“This is the first time in the pandemic that a variant with clear, pronounced immune evasion has not sparked a major new wave,” Topol wrote. In contrast, several of the Omicron subvariants that became household names, such as the original version and then BA.2 and BA.5, “made big waves around the world.”
It could be that the cumulative immunity is now working against the newest strains.
“Under pressure from previous infections, vaccinations, booster shots and combinations thereof, the virus is having a harder time finding new hosts,” Topol said. “To date, BQ.1.1 has failed to trigger a new wave in two countries, a very positive sign.”
The optimism doesn’t mean that “we’re over the hill,” Topol said. And that’s not to say that the rise of BQ.1.1 is without consequences.
The variant has already effectively rendered monoclonal antibodies useless as medicines to treat or prevent COVID-19. UC San Francisco said it was abort Administration of bebtelovimab and evusheld due to “a rapid increase in circulating omicron subvariants predicted to be resistant” to the drugs. Paxlovid, an oral antiviral drug, continues to be an effective treatment against COVID-19.
The rate at which the coronavirus is mutating has increased by 30% over the past year, Topol added, giving Omicron still room to “pose a significant threat.” And there’s still a chance that problematic variants might pop up in the future.
Much of the optimism this fall and winter stems from the availability of updated COVID-19 booster shots. Data released this week shows the updated COVID-19 vaccines provide “significant additional protection” against symptomatic infections in people previously vaccinated or boosted with the older formulation.
“Everyone was asking, ‘Where is the clinical efficacy data?’ Now it’s out with the CDC [report] this morning,” Fauci said. “We know it’s effective.”
However, uptake of these doses was slow to begin with.
Nationwide, approximately 16% of eligible residents have received the updated refresher.
“We found very low uptake of the bivalent booster,” Ghaly said recently. “I know every day I wonder with Californians if they should get it, if now is the right time. And it’s a resounding yes.”
The coronavirus isn’t the only game in town heading into this winter, either. The flu is rising at levels not seen in years, and RSV continues to plague children’s hospitals across California. Regarding the flu, however, this season’s vaccine also appears to be well matched to the strains currently circulating.

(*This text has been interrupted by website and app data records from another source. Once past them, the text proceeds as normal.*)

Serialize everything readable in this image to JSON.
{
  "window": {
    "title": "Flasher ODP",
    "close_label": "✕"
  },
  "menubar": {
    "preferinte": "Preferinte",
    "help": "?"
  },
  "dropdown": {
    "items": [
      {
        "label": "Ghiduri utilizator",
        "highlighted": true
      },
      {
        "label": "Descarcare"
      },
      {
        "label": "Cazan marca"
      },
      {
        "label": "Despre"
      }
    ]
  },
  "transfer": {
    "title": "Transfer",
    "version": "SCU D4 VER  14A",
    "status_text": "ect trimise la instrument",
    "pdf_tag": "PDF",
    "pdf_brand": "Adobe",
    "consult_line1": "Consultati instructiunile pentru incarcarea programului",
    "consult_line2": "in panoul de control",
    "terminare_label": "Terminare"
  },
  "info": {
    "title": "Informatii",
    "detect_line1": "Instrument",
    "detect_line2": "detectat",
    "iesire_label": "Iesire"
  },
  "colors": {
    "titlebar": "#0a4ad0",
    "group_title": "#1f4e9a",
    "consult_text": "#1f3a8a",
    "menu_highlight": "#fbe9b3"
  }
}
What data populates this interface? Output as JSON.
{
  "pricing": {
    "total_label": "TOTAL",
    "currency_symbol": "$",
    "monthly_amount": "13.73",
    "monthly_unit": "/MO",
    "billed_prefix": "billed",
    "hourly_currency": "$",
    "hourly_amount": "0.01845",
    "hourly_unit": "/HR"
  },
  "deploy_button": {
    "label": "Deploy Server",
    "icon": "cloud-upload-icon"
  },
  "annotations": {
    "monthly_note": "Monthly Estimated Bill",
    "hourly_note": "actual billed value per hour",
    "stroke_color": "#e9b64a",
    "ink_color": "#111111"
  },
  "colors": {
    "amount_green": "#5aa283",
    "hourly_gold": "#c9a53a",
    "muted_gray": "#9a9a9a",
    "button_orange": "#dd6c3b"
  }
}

Nationally, hospitalization rates related to RSV — or the respiratory syncytial virus — are exceptionally high, said Dr. Theodore Ruel, Chief of the Division of Pediatric Infectious Diseases and Global Health at UC San Francisco.
RSV continues to expand the available emergency department capacity at Children’s Hospital Los Angeles, which means the facility is not always able to accommodate patient transfers from other locations. Orange County Children’s Primary Hospital sees a high number of emergency room visits every day, according to the county health department.

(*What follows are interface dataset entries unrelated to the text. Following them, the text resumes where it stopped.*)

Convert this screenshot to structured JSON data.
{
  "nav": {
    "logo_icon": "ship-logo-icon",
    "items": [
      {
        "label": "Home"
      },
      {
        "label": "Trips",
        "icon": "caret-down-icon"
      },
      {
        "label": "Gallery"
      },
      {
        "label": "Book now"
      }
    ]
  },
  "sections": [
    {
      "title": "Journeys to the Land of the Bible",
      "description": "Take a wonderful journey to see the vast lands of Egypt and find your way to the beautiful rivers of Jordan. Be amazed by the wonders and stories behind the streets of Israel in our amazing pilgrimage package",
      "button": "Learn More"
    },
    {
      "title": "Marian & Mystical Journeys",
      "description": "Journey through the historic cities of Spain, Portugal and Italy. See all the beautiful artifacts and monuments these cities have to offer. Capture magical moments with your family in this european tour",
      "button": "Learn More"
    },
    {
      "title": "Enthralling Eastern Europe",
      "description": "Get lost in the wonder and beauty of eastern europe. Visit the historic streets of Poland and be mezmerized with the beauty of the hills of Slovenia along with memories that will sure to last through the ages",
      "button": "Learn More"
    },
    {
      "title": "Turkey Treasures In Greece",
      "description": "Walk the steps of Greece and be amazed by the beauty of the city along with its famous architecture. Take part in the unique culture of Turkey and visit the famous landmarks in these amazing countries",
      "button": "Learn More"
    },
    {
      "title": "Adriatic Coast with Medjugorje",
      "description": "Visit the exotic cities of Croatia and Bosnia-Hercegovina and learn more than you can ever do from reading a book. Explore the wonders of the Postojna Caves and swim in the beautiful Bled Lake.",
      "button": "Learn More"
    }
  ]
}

Riverside County reported the death of a child under the age of 4, possibly from RSV, in the eastern portion of the county, officials said Monday. The child died in hospital after a short illness.
Officials say babies at high risk of severe RSV — like premature babies and young children with heart and lung disease — can take a drug called palivizumab to protect them. “If you’re concerned about your child’s risk of serious RSV infection, talk to your child’s health care provider,” the Riverside County Public Health Department said.
https://www.latimes.com/california/story/2022-11-26/optimism-california-avoid-third-covid-winter-wave Can California avoid third devastating COVID-19 winter wave?